WHAT IS NEEDED:
Your job is to copy every line in the material containing the word "JSON".
BEGIN
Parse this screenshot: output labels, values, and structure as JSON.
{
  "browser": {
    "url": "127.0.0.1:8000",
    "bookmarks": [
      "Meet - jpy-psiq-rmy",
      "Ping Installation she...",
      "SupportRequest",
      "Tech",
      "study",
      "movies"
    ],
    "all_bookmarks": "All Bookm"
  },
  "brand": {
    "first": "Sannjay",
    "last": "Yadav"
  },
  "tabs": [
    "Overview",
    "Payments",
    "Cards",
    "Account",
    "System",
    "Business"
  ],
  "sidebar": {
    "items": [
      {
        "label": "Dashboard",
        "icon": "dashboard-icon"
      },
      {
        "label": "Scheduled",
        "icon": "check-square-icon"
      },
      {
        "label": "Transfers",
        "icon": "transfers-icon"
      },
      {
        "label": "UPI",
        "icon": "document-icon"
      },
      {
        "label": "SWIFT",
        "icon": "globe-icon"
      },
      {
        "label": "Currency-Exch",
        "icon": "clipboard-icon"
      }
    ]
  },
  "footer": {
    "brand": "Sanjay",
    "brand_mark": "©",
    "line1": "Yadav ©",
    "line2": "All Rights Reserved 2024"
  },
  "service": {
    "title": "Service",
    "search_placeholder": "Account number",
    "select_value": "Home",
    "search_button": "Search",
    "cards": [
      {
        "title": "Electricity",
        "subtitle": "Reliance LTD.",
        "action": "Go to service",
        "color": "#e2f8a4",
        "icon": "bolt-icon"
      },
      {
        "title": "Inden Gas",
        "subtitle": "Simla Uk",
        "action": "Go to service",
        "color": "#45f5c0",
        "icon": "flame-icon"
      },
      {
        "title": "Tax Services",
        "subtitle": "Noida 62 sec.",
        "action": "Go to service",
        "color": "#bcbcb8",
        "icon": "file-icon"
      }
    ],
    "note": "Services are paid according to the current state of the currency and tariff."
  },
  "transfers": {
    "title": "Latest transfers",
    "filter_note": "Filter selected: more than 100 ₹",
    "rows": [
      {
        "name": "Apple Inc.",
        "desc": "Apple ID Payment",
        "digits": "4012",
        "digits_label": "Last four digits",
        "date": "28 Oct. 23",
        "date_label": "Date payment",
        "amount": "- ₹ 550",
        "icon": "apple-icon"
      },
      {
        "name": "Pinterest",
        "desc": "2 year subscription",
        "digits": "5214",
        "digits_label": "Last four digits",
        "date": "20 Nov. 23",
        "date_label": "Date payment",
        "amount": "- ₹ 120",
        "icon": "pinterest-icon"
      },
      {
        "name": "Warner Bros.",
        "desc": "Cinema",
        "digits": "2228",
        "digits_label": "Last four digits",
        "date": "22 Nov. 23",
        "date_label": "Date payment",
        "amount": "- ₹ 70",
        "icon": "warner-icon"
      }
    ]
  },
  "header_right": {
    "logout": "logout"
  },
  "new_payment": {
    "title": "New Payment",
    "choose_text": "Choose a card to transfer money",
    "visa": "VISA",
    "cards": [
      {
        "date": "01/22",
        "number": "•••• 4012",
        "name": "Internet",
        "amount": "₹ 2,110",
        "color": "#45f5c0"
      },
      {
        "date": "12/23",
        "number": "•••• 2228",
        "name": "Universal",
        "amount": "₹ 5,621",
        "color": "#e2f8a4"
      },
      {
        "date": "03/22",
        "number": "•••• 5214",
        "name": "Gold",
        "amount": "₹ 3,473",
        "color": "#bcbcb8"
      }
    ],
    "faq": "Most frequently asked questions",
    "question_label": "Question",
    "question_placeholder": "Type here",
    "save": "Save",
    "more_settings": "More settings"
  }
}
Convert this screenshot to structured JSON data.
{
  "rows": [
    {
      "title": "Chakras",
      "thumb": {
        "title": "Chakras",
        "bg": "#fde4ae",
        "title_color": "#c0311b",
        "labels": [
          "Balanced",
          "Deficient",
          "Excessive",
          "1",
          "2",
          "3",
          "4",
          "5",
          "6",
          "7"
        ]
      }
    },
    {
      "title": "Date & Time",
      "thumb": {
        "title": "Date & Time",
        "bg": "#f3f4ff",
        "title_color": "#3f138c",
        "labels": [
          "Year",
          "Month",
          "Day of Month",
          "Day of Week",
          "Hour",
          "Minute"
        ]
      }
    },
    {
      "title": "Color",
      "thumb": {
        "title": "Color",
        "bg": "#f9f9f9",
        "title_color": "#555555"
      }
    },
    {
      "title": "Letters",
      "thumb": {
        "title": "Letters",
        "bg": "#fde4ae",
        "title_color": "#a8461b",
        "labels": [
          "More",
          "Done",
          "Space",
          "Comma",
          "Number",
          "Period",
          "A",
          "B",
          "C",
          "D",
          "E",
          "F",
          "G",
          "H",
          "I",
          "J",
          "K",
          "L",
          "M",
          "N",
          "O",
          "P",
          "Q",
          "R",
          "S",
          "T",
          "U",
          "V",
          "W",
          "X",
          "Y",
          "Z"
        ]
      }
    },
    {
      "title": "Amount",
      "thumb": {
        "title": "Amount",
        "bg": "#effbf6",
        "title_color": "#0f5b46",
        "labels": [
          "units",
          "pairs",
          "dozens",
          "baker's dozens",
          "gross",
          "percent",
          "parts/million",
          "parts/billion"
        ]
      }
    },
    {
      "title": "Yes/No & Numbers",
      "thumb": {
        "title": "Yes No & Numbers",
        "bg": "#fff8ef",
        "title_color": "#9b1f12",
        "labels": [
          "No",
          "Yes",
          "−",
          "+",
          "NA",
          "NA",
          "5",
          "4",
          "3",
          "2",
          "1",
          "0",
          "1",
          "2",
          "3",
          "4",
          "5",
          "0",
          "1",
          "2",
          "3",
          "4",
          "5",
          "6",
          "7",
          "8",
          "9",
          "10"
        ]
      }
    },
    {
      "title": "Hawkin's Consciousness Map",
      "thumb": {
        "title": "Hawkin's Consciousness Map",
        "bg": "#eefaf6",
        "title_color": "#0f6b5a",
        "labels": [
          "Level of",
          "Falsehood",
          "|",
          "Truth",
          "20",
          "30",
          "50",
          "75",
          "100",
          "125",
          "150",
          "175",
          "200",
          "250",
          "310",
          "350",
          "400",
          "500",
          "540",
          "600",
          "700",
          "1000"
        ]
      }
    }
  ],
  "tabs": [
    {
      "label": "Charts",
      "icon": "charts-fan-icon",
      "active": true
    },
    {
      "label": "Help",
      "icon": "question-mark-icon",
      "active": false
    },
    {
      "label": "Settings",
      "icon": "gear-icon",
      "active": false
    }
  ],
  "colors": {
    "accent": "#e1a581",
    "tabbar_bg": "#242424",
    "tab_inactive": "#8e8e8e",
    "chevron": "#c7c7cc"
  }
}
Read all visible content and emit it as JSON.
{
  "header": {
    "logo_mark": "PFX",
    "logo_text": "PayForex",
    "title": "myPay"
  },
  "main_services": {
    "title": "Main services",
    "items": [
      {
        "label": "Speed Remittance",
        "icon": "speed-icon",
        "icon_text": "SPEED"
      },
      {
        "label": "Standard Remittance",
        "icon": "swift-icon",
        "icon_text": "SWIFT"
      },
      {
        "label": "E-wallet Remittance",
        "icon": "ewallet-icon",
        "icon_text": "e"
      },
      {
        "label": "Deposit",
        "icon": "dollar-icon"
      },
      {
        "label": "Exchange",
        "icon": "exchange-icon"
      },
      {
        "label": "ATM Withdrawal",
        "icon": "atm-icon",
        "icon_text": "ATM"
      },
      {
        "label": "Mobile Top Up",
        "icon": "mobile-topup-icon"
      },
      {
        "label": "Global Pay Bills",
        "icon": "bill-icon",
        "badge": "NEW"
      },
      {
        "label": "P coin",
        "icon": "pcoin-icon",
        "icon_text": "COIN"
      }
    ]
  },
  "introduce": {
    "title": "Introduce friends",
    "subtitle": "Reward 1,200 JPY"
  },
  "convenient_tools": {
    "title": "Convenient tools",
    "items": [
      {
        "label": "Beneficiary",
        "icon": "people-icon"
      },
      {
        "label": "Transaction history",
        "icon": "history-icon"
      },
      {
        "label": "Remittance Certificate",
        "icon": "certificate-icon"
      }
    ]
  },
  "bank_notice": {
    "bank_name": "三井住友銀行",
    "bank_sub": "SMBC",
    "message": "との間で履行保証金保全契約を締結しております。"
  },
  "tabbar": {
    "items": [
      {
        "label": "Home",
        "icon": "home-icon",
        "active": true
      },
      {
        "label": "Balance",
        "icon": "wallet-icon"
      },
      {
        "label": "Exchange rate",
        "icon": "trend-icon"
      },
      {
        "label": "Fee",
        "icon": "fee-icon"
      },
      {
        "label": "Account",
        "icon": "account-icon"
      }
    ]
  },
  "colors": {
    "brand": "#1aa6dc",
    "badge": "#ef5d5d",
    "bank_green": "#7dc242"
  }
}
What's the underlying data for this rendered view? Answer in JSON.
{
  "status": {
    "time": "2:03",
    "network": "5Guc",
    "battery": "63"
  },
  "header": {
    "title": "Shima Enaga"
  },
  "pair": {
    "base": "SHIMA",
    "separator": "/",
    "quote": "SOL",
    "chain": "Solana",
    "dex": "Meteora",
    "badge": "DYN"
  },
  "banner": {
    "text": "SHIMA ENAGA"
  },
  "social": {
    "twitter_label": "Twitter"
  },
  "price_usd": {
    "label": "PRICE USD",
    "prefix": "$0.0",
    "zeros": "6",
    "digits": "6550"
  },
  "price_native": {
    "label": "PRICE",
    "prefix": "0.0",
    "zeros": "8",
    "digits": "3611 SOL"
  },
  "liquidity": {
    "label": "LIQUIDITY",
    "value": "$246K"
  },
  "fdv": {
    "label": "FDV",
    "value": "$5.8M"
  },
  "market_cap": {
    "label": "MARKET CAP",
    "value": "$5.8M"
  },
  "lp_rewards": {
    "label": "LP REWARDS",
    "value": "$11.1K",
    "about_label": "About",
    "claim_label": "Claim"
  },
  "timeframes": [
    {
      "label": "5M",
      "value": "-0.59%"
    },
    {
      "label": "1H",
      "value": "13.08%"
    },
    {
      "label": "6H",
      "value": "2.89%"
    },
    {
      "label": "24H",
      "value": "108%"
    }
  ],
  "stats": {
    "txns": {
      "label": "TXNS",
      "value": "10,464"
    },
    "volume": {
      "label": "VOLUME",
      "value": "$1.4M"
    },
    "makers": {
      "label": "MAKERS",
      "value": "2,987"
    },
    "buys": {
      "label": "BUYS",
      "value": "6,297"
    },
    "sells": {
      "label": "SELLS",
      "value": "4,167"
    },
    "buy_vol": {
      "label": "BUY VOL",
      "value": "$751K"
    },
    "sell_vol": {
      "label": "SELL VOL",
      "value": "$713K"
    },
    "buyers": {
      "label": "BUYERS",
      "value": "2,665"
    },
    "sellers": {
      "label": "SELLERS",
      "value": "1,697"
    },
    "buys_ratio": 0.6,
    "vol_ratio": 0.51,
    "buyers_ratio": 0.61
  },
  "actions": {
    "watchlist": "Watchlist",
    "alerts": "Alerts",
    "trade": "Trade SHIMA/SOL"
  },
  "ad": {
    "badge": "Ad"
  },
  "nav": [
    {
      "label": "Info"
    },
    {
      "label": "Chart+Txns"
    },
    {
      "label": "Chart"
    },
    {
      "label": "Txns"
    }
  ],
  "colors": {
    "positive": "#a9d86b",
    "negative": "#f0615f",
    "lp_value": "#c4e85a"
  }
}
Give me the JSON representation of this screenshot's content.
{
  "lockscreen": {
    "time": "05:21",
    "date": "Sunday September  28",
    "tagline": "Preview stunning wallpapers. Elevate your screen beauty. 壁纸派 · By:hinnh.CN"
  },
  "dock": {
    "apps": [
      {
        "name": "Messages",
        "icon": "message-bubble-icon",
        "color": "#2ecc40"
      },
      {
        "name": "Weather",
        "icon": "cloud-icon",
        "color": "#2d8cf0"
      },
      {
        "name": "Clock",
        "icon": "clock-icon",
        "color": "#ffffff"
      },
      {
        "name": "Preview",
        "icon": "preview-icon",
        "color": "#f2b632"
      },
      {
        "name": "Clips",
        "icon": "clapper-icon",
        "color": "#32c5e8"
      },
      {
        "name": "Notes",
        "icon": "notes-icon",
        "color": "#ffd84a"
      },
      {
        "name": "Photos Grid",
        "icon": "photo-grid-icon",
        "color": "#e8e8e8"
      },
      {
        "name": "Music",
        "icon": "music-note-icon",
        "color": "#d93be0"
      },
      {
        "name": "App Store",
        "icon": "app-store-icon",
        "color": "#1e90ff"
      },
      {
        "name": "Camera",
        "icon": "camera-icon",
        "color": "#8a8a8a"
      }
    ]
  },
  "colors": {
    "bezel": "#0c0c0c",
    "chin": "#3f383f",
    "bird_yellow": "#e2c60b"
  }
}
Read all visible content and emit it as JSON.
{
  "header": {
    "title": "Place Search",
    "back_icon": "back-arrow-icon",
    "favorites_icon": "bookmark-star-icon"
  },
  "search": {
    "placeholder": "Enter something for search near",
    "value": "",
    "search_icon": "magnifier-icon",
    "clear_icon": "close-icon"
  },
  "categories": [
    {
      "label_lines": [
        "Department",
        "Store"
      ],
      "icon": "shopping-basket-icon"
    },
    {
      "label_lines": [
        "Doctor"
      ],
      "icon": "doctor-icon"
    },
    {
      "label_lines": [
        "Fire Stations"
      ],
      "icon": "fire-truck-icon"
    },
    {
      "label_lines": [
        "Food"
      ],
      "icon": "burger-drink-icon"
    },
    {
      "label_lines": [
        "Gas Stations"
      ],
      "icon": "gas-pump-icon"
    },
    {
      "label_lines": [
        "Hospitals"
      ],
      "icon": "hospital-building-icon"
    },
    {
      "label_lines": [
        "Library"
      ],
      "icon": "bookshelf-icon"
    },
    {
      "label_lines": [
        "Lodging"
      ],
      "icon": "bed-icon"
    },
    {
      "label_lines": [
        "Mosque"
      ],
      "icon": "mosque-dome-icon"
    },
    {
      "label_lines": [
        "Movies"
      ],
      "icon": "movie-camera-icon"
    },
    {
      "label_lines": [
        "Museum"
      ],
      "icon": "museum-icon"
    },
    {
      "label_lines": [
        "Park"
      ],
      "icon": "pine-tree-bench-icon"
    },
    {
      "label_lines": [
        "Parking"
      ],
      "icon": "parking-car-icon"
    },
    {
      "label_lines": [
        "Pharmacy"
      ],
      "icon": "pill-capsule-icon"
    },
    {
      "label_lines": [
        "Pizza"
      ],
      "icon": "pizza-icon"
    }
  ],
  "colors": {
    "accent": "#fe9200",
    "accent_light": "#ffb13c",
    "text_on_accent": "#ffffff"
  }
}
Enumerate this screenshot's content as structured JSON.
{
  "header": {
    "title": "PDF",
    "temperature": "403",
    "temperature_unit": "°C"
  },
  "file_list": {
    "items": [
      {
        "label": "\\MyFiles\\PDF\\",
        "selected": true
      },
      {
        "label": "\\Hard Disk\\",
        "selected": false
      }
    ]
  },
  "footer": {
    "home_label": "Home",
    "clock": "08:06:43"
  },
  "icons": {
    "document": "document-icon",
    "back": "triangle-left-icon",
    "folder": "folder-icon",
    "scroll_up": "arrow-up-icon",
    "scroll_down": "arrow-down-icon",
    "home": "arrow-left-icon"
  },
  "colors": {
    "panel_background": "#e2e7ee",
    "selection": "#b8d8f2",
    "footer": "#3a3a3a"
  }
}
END
SOLUTION FOR THIS PROBLEM:
Parse this screenshot: output labels, values, and structure as JSON.
Convert this screenshot to structured JSON data.
Read all visible content and emit it as JSON.
What's the underlying data for this rendered view? Answer in JSON.
Give me the JSON representation of this screenshot's content.
Read all visible content and emit it as JSON.
Enumerate this screenshot's content as structured JSON.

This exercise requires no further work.